*Task directions*:
Using the data below, work out how many of its lines contain "text", and give that number with nothing added.

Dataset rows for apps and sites
___
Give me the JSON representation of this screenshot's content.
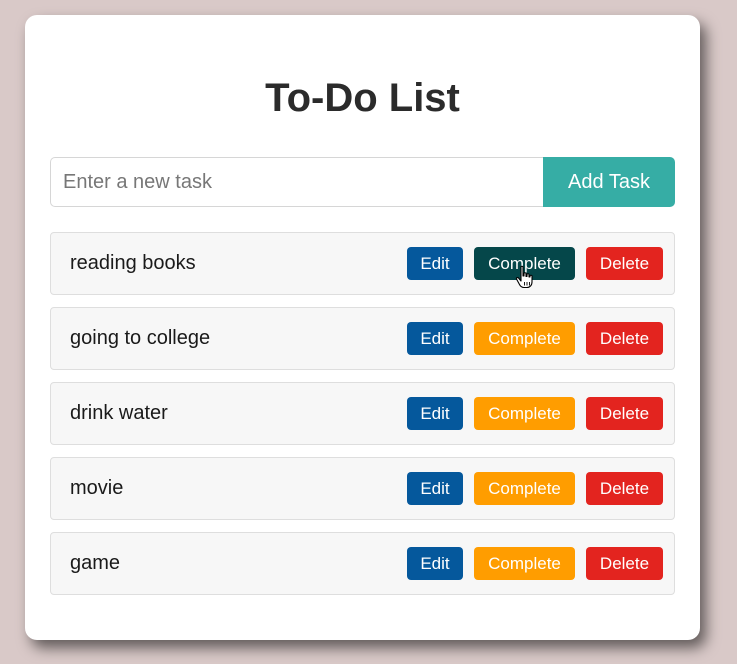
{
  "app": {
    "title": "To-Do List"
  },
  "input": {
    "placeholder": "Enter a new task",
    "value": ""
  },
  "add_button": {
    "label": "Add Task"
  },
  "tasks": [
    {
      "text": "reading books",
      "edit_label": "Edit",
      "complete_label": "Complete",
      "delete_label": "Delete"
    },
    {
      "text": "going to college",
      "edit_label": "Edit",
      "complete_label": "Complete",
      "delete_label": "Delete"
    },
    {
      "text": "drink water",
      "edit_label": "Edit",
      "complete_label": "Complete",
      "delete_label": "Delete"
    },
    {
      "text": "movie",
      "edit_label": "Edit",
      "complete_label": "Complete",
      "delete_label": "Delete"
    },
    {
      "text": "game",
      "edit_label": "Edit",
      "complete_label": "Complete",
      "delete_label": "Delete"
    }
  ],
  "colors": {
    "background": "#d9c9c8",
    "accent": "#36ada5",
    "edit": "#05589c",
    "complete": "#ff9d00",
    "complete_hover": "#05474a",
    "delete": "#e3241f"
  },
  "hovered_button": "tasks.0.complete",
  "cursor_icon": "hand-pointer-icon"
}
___
*Expected output*:
5